I figured he'd probably wake up in the middle of the night hungry, so I decided to make rice porridge for him. I've never met anyone who likes rice porridge as much as he does. He likes bland foods he says and can happily eat rice porridge every day for every meal. In fact, I made a 5-quart pot, left a note beside his glasses telling him there was rice porridge on the stove, and went to sleep. At 1 a.m., he woke up and ate three big bowls. He then ate another bowl for breakfast. And happily took home the quart-sized container of leftovers.
I've made Chao Hot Vit Bach Thao (Vietnamese Rice Porridge with Preserved Duck Eggs) before, but it's been three years and this recipe has ground pork added. So, you know, a new post is required, right? :)
Lil' sis, who doesn't quite get the whole appeal of rice porridge either, said she tried making it once, but it didn't turn out right. Didn't turn out right? How can you mess up rice and water? I generally do a 2 to 1 ratio of water to rice, and add more if necessary. I usually end up adding more water, but prefer to do it in increments as the porridge cooks instead of all in the beginning. Not that this requires close monitoring at all, but if you want more control over the consistency, it's better not to add too much water in the beginning.
The ground pork provides a slightly more nuanced broth than just water. The preserved duck eggs at the end add just a touch of saltiness. How thick you want your porridge is entirely up to you.
Chao/Congee/Jook Thit Heo Bam Hot Vit Bac Thao (Vietnamese/Chinese Rice Porridge with Ground Pork and Preserved Duck Egg)
For a 5-quart pot, you'll need:
1/4 lb ground pork
2 cups jasmine or any kind of rice
1 tsp salt
2 preserved duck eggs
Saute 1/4 lb ground pork in the pot on medium-high heat until the meat is mostly cooked, breaking it into little pieces if necessary.
Then add two cups of rice and lightly saute until the rice has absorbed all of the pork juices.
Add about 4 cups of water, or enough to cover the rice by at least an inch. Turn the heat down to medium-low, cover with a vented lid, and let simmer.
After about 45 minutes, most of the water will have been absorbed.
Stir up the soup and see if you like the consistency. If not, add more water. I added another 2 cups to this and let it simmer some more while I chopped the duck eggs.

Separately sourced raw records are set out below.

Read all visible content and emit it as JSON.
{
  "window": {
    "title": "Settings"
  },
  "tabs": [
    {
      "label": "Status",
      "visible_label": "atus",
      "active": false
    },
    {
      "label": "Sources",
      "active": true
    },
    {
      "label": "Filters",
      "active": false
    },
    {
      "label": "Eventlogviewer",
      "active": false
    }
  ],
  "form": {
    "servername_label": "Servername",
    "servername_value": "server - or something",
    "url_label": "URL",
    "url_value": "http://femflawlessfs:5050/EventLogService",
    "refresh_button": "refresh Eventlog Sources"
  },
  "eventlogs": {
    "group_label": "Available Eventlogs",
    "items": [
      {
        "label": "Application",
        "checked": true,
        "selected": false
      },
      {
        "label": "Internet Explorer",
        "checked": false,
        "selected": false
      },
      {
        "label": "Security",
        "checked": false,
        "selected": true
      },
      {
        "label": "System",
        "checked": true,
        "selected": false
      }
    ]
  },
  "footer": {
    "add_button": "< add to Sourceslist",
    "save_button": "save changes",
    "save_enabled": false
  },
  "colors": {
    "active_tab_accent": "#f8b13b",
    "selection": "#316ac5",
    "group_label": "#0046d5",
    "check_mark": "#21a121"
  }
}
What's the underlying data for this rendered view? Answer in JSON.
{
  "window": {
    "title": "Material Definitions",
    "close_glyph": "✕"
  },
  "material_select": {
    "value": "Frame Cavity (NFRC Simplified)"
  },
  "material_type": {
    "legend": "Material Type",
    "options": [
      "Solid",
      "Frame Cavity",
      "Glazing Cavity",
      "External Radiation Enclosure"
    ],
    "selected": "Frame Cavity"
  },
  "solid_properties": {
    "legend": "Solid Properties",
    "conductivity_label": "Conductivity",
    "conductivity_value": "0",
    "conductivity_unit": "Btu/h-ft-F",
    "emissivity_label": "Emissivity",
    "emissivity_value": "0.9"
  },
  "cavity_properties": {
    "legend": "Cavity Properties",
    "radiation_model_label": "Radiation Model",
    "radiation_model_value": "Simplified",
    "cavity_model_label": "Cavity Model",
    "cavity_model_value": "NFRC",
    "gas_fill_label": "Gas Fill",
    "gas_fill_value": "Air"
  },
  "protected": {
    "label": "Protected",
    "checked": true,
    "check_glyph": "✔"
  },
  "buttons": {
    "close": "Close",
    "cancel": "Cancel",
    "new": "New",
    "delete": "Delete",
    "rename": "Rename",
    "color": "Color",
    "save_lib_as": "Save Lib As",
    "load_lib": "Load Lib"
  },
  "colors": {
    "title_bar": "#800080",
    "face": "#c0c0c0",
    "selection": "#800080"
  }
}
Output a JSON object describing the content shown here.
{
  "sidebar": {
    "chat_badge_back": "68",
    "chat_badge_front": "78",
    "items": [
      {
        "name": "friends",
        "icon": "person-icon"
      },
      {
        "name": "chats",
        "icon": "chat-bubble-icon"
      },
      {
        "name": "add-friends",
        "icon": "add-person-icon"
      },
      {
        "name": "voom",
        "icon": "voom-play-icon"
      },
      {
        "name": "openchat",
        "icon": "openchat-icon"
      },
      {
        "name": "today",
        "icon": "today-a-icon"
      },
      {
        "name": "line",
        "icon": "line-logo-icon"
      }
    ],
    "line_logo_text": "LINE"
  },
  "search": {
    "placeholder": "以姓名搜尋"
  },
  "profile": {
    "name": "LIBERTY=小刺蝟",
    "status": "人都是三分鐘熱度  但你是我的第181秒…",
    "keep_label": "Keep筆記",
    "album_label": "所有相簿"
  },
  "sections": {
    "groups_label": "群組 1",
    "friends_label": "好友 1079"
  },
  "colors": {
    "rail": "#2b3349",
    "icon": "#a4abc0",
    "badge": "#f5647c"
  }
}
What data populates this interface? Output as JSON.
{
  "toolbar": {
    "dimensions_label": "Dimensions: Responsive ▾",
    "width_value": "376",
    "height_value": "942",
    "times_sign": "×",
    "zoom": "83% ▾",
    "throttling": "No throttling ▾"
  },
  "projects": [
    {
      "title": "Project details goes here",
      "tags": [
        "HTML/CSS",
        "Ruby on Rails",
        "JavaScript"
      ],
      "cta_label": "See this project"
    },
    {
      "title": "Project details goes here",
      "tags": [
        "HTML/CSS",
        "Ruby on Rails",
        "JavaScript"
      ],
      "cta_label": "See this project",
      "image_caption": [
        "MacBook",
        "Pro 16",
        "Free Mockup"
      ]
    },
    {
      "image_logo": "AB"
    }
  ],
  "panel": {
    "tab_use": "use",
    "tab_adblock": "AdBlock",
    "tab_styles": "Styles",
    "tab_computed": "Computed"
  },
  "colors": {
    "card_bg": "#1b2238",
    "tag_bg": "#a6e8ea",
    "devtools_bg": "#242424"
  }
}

Preserved duck eggs, which are sometimes called 100- or 1,000-year-old eggs, aren't really that old. They're preserved in a mixture of clay, ash, salt, and lime. They are often sold in packs of half a dozen for less than $2. They are very salty so just two eggs is often enough to flavor a whole pot.
Add the chopped duck eggs into the soup.
Give it a stir. Taste and add salt if necessary. Cover the pot and let it simmer some more.
I like the duck eggs to be well incorporated, so it was another 45 minutes on the stove.
Finally! Ready for eating.
A close up of the pork and duck eggs in the soup. You can add grated ginger or chopped scallions if you wish, but I like this just fine as is.
Other rice porridge recipes:
Chao (Vietnamese Rice Porridge)
Chao Ga (Vietnamese Chicken Rice Porridge)
Chao Hot Vit Bach Thao (Vietnamese Rice Porridge with Preserved Duck Eggs)
Chao Oc (Vietnamese Rice Porridge with Clams)
1 year ago today, Dismantling Camp and Leaving Rockaway Beach - Oregon.
2 years ago today, Rau Den Luoc (Vietnamese Boiled Amaranth Leaves).
3 years ago today, on the yin and yang of food, traditional Chinese medicine, and eating bird spit.